--- Supplied records Enclosed Below ---

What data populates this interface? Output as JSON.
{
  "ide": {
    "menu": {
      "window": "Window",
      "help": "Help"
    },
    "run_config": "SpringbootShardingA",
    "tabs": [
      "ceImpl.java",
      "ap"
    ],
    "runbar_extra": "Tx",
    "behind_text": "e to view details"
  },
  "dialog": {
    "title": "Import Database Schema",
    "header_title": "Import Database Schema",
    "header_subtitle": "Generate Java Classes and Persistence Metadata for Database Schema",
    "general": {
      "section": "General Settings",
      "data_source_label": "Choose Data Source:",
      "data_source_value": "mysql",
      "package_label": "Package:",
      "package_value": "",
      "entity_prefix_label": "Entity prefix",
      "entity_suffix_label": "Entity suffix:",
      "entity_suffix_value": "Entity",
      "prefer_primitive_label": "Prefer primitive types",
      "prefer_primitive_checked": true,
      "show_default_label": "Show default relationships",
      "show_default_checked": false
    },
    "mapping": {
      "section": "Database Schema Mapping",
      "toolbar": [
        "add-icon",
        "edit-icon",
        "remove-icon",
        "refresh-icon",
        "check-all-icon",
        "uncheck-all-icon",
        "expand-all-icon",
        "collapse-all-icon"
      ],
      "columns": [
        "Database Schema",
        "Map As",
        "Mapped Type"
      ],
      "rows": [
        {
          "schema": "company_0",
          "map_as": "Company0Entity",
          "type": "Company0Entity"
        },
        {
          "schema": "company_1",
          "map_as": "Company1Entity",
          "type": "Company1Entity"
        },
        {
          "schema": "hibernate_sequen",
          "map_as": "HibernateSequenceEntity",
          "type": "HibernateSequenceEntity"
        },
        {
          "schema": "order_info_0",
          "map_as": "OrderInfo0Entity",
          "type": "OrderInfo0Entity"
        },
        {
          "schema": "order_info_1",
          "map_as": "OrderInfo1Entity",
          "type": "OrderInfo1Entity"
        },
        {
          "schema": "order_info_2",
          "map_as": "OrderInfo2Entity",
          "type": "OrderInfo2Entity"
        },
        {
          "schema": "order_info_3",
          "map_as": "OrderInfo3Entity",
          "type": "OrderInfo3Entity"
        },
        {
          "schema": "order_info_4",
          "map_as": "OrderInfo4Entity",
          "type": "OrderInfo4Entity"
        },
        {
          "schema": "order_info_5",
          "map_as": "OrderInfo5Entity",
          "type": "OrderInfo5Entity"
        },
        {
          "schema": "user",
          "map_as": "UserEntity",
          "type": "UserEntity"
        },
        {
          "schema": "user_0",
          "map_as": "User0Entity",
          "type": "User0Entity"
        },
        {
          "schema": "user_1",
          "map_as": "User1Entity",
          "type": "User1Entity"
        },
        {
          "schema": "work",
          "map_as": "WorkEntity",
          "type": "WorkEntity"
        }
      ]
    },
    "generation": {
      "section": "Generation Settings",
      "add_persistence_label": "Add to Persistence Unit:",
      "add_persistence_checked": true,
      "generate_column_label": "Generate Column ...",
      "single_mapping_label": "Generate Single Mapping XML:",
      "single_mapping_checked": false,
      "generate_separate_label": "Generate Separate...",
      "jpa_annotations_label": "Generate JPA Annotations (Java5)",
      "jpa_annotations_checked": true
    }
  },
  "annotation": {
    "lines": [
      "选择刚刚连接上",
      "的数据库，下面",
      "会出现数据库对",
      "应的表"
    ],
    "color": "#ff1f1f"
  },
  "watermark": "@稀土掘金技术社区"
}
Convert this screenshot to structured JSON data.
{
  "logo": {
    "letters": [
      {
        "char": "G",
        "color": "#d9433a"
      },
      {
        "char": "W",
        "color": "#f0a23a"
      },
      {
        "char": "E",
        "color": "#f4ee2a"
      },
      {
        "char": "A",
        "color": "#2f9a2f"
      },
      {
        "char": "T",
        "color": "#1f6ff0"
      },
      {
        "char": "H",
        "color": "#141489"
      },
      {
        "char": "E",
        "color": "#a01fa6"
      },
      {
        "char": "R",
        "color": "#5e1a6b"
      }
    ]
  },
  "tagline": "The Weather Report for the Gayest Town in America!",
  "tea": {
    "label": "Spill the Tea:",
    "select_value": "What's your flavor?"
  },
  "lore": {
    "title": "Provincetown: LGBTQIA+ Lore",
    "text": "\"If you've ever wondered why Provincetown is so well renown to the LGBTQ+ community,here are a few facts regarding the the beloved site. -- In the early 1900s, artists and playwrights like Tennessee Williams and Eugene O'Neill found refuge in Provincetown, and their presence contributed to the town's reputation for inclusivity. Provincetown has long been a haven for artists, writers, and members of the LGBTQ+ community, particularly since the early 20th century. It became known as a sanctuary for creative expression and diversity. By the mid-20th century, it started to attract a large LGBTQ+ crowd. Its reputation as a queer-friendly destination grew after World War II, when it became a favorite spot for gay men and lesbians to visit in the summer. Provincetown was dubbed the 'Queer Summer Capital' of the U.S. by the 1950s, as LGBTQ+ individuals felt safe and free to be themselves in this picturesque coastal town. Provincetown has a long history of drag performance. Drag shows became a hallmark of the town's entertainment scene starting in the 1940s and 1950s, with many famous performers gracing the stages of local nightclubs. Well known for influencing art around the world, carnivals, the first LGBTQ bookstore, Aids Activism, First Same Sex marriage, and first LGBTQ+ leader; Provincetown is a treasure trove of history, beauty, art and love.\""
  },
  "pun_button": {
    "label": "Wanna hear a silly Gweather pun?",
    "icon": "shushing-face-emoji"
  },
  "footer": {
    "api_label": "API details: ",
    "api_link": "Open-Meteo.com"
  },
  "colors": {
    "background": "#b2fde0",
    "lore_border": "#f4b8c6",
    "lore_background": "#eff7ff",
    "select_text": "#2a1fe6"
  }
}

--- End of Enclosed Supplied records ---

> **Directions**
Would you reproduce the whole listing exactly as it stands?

> **Response area**
What data populates this interface? Output as JSON.
{
  "ide": {
    "menu": {
      "window": "Window",
      "help": "Help"
    },
    "run_config": "SpringbootShardingA",
    "tabs": [
      "ceImpl.java",
      "ap"
    ],
    "runbar_extra": "Tx",
    "behind_text": "e to view details"
  },
  "dialog": {
    "title": "Import Database Schema",
    "header_title": "Import Database Schema",
    "header_subtitle": "Generate Java Classes and Persistence Metadata for Database Schema",
    "general": {
      "section": "General Settings",
      "data_source_label": "Choose Data Source:",
      "data_source_value": "mysql",
      "package_label": "Package:",
      "package_value": "",
      "entity_prefix_label": "Entity prefix",
      "entity_suffix_label": "Entity suffix:",
      "entity_suffix_value": "Entity",
      "prefer_primitive_label": "Prefer primitive types",
      "prefer_primitive_checked": true,
      "show_default_label": "Show default relationships",
      "show_default_checked": false
    },
    "mapping": {
      "section": "Database Schema Mapping",
      "toolbar": [
        "add-icon",
        "edit-icon",
        "remove-icon",
        "refresh-icon",
        "check-all-icon",
        "uncheck-all-icon",
        "expand-all-icon",
        "collapse-all-icon"
      ],
      "columns": [
        "Database Schema",
        "Map As",
        "Mapped Type"
      ],
      "rows": [
        {
          "schema": "company_0",
          "map_as": "Company0Entity",
          "type": "Company0Entity"
        },
        {
          "schema": "company_1",
          "map_as": "Company1Entity",
          "type": "Company1Entity"
        },
        {
          "schema": "hibernate_sequen",
          "map_as": "HibernateSequenceEntity",
          "type": "HibernateSequenceEntity"
        },
        {
          "schema": "order_info_0",
          "map_as": "OrderInfo0Entity",
          "type": "OrderInfo0Entity"
        },
        {
          "schema": "order_info_1",
          "map_as": "OrderInfo1Entity",
          "type": "OrderInfo1Entity"
        },
        {
          "schema": "order_info_2",
          "map_as": "OrderInfo2Entity",
          "type": "OrderInfo2Entity"
        },
        {
          "schema": "order_info_3",
          "map_as": "OrderInfo3Entity",
          "type": "OrderInfo3Entity"
        },
        {
          "schema": "order_info_4",
          "map_as": "OrderInfo4Entity",
          "type": "OrderInfo4Entity"
        },
        {
          "schema": "order_info_5",
          "map_as": "OrderInfo5Entity",
          "type": "OrderInfo5Entity"
        },
        {
          "schema": "user",
          "map_as": "UserEntity",
          "type": "UserEntity"
        },
        {
          "schema": "user_0",
          "map_as": "User0Entity",
          "type": "User0Entity"
        },
        {
          "schema": "user_1",
          "map_as": "User1Entity",
          "type": "User1Entity"
        },
        {
          "schema": "work",
          "map_as": "WorkEntity",
          "type": "WorkEntity"
        }
      ]
    },
    "generation": {
      "section": "Generation Settings",
      "add_persistence_label": "Add to Persistence Unit:",
      "add_persistence_checked": true,
      "generate_column_label": "Generate Column ...",
      "single_mapping_label": "Generate Single Mapping XML:",
      "single_mapping_checked": false,
      "generate_separate_label": "Generate Separate...",
      "jpa_annotations_label": "Generate JPA Annotations (Java5)",
      "jpa_annotations_checked": true
    }
  },
  "annotation": {
    "lines": [
      "选择刚刚连接上",
      "的数据库，下面",
      "会出现数据库对",
      "应的表"
    ],
    "color": "#ff1f1f"
  },
  "watermark": "@稀土掘金技术社区"
}
Convert this screenshot to structured JSON data.
{
  "logo": {
    "letters": [
      {
        "char": "G",
        "color": "#d9433a"
      },
      {
        "char": "W",
        "color": "#f0a23a"
      },
      {
        "char": "E",
        "color": "#f4ee2a"
      },
      {
        "char": "A",
        "color": "#2f9a2f"
      },
      {
        "char": "T",
        "color": "#1f6ff0"
      },
      {
        "char": "H",
        "color": "#141489"
      },
      {
        "char": "E",
        "color": "#a01fa6"
      },
      {
        "char": "R",
        "color": "#5e1a6b"
      }
    ]
  },
  "tagline": "The Weather Report for the Gayest Town in America!",
  "tea": {
    "label": "Spill the Tea:",
    "select_value": "What's your flavor?"
  },
  "lore": {
    "title": "Provincetown: LGBTQIA+ Lore",
    "text": "\"If you've ever wondered why Provincetown is so well renown to the LGBTQ+ community,here are a few facts regarding the the beloved site. -- In the early 1900s, artists and playwrights like Tennessee Williams and Eugene O'Neill found refuge in Provincetown, and their presence contributed to the town's reputation for inclusivity. Provincetown has long been a haven for artists, writers, and members of the LGBTQ+ community, particularly since the early 20th century. It became known as a sanctuary for creative expression and diversity. By the mid-20th century, it started to attract a large LGBTQ+ crowd. Its reputation as a queer-friendly destination grew after World War II, when it became a favorite spot for gay men and lesbians to visit in the summer. Provincetown was dubbed the 'Queer Summer Capital' of the U.S. by the 1950s, as LGBTQ+ individuals felt safe and free to be themselves in this picturesque coastal town. Provincetown has a long history of drag performance. Drag shows became a hallmark of the town's entertainment scene starting in the 1940s and 1950s, with many famous performers gracing the stages of local nightclubs. Well known for influencing art around the world, carnivals, the first LGBTQ bookstore, Aids Activism, First Same Sex marriage, and first LGBTQ+ leader; Provincetown is a treasure trove of history, beauty, art and love.\""
  },
  "pun_button": {
    "label": "Wanna hear a silly Gweather pun?",
    "icon": "shushing-face-emoji"
  },
  "footer": {
    "api_label": "API details: ",
    "api_link": "Open-Meteo.com"
  },
  "colors": {
    "background": "#b2fde0",
    "lore_border": "#f4b8c6",
    "lore_background": "#eff7ff",
    "select_text": "#2a1fe6"
  }
}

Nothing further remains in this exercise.